→ **Exercise directions**: Reproduce the listing in its entirety. Do not reproduce the pictures.
[Dataset content Boundary: Start]
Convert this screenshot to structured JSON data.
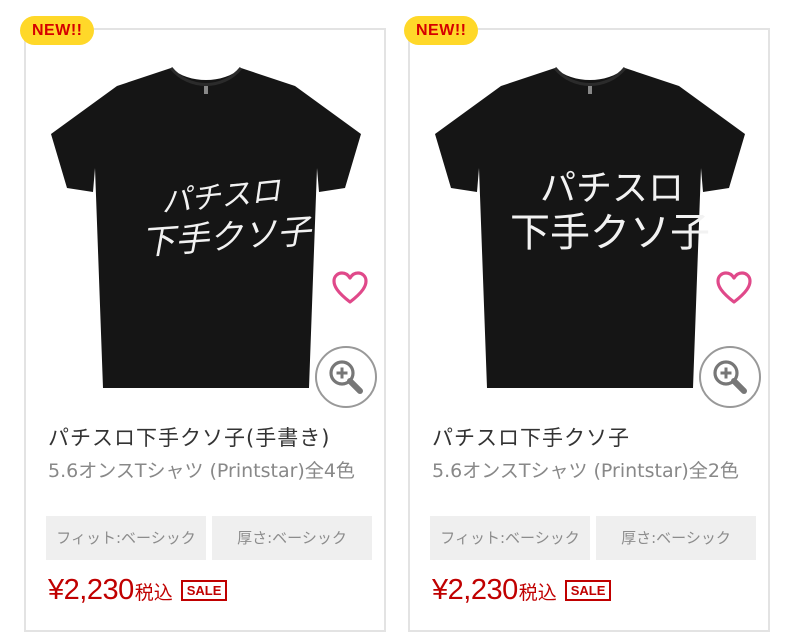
{
  "products": [
    {
      "badge": "NEW!!",
      "print_line1": "パチスロ",
      "print_line2": "下手クソ子",
      "title": "パチスロ下手クソ子(手書き)",
      "subtitle": "5.6オンスTシャツ (Printstar)全4色",
      "specs": [
        "フィット:ベーシック",
        "厚さ:ベーシック"
      ],
      "price": "¥2,230",
      "tax_label": "税込",
      "sale_label": "SALE"
    },
    {
      "badge": "NEW!!",
      "print_line1": "パチスロ",
      "print_line2": "下手クソ子",
      "title": "パチスロ下手クソ子",
      "subtitle": "5.6オンスTシャツ (Printstar)全2色",
      "specs": [
        "フィット:ベーシック",
        "厚さ:ベーシック"
      ],
      "price": "¥2,230",
      "tax_label": "税込",
      "sale_label": "SALE"
    }
  ],
  "colors": {
    "badge_bg": "#ffd829",
    "badge_text": "#d60000",
    "price": "#c00000",
    "heart": "#e0498a",
    "shirt": "#151515"
  },
  "icons": [
    "heart-icon",
    "zoom-in-icon"
  ]
}
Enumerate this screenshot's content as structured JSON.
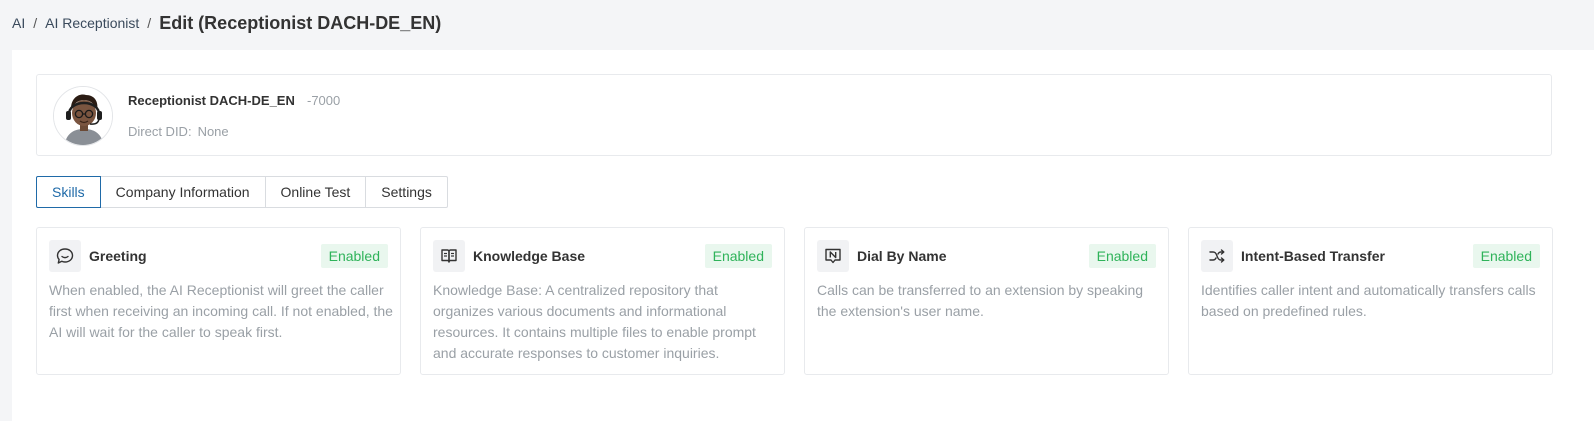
{
  "breadcrumb": {
    "root": "AI",
    "section": "AI Receptionist",
    "current": "Edit (Receptionist DACH-DE_EN)",
    "separator": "/"
  },
  "profile": {
    "name": "Receptionist DACH-DE_EN",
    "extension": "-7000",
    "did_label": "Direct DID:",
    "did_value": "None"
  },
  "tabs": [
    {
      "label": "Skills",
      "active": true
    },
    {
      "label": "Company Information",
      "active": false
    },
    {
      "label": "Online Test",
      "active": false
    },
    {
      "label": "Settings",
      "active": false
    }
  ],
  "skills": [
    {
      "icon": "chat-bubble-icon",
      "title": "Greeting",
      "status": "Enabled",
      "description": "When enabled, the AI Receptionist will greet the caller first when receiving an incoming call. If not enabled, the AI will wait for the caller to speak first."
    },
    {
      "icon": "book-icon",
      "title": "Knowledge Base",
      "status": "Enabled",
      "description": "Knowledge Base: A centralized repository that organizes various documents and informational resources. It contains multiple files to enable prompt and accurate responses to customer inquiries."
    },
    {
      "icon": "name-tag-icon",
      "title": "Dial By Name",
      "status": "Enabled",
      "description": "Calls can be transferred to an extension by speaking the extension's user name."
    },
    {
      "icon": "shuffle-icon",
      "title": "Intent-Based Transfer",
      "status": "Enabled",
      "description": "Identifies caller intent and automatically transfers calls based on predefined rules."
    }
  ],
  "colors": {
    "accent": "#1f6aa8",
    "enabled_text": "#2fb35a",
    "enabled_bg": "#e9f7ee",
    "page_bg": "#f4f5f7"
  }
}
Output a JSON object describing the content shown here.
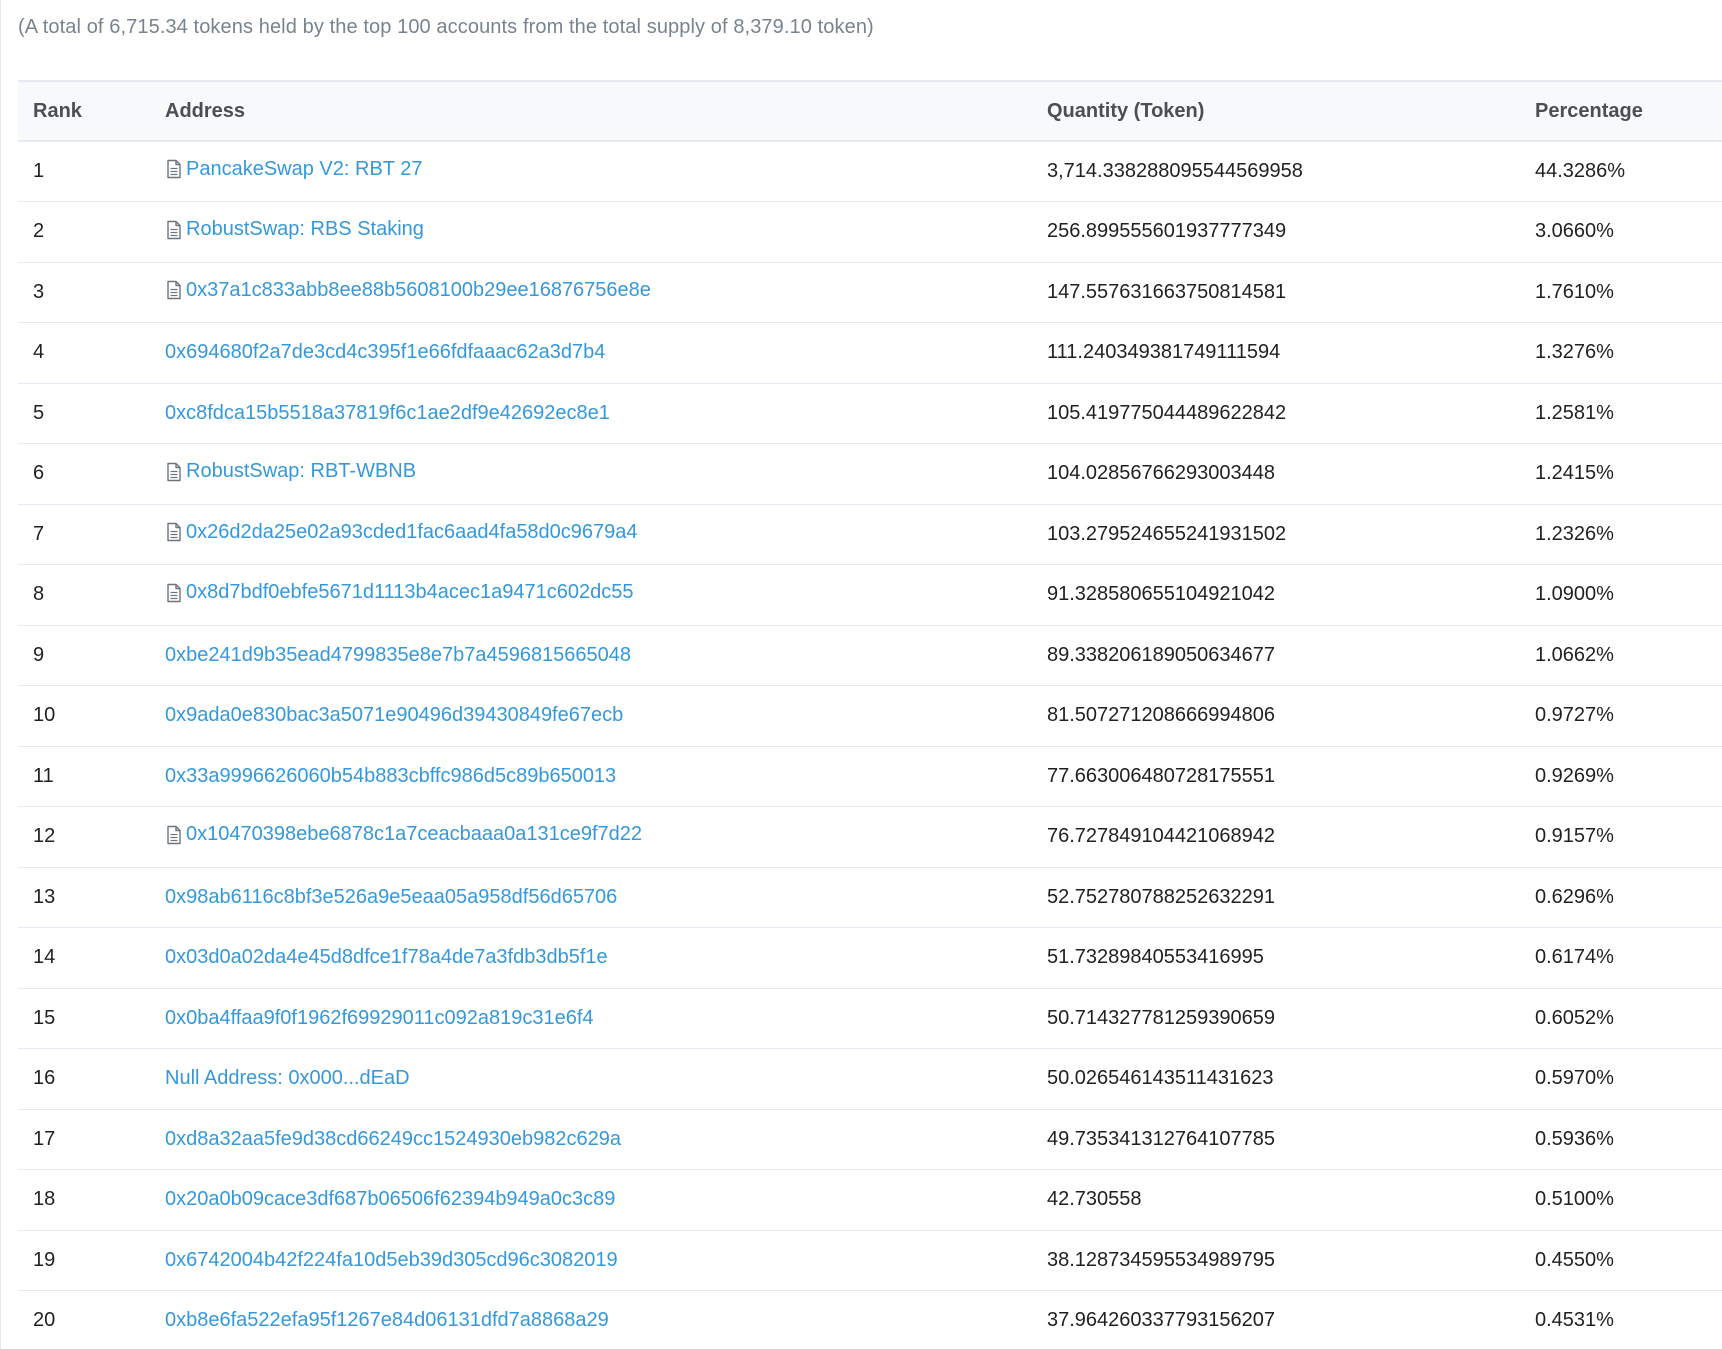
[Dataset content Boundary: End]
→ **Answer to this task**:
Convert this screenshot to structured JSON data.
{
  "products": [
    {
      "badge": "NEW!!",
      "print_line1": "パチスロ",
      "print_line2": "下手クソ子",
      "title": "パチスロ下手クソ子(手書き)",
      "subtitle": "5.6オンスTシャツ (Printstar)全4色",
      "specs": [
        "フィット:ベーシック",
        "厚さ:ベーシック"
      ],
      "price": "¥2,230",
      "tax_label": "税込",
      "sale_label": "SALE"
    },
    {
      "badge": "NEW!!",
      "print_line1": "パチスロ",
      "print_line2": "下手クソ子",
      "title": "パチスロ下手クソ子",
      "subtitle": "5.6オンスTシャツ (Printstar)全2色",
      "specs": [
        "フィット:ベーシック",
        "厚さ:ベーシック"
      ],
      "price": "¥2,230",
      "tax_label": "税込",
      "sale_label": "SALE"
    }
  ],
  "colors": {
    "badge_bg": "#ffd829",
    "badge_text": "#d60000",
    "price": "#c00000",
    "heart": "#e0498a",
    "shirt": "#151515"
  },
  "icons": [
    "heart-icon",
    "zoom-in-icon"
  ]
}
Enumerate this screenshot's content as structured JSON.
{
  "breadcrumb": {
    "root": "AI",
    "section": "AI Receptionist",
    "current": "Edit (Receptionist DACH-DE_EN)",
    "separator": "/"
  },
  "profile": {
    "name": "Receptionist DACH-DE_EN",
    "extension": "-7000",
    "did_label": "Direct DID:",
    "did_value": "None"
  },
  "tabs": [
    {
      "label": "Skills",
      "active": true
    },
    {
      "label": "Company Information",
      "active": false
    },
    {
      "label": "Online Test",
      "active": false
    },
    {
      "label": "Settings",
      "active": false
    }
  ],
  "skills": [
    {
      "icon": "chat-bubble-icon",
      "title": "Greeting",
      "status": "Enabled",
      "description": "When enabled, the AI Receptionist will greet the caller first when receiving an incoming call. If not enabled, the AI will wait for the caller to speak first."
    },
    {
      "icon": "book-icon",
      "title": "Knowledge Base",
      "status": "Enabled",
      "description": "Knowledge Base: A centralized repository that organizes various documents and informational resources. It contains multiple files to enable prompt and accurate responses to customer inquiries."
    },
    {
      "icon": "name-tag-icon",
      "title": "Dial By Name",
      "status": "Enabled",
      "description": "Calls can be transferred to an extension by speaking the extension's user name."
    },
    {
      "icon": "shuffle-icon",
      "title": "Intent-Based Transfer",
      "status": "Enabled",
      "description": "Identifies caller intent and automatically transfers calls based on predefined rules."
    }
  ],
  "colors": {
    "accent": "#1f6aa8",
    "enabled_text": "#2fb35a",
    "enabled_bg": "#e9f7ee",
    "page_bg": "#f4f5f7"
  }
}
Output a JSON object describing the content shown here.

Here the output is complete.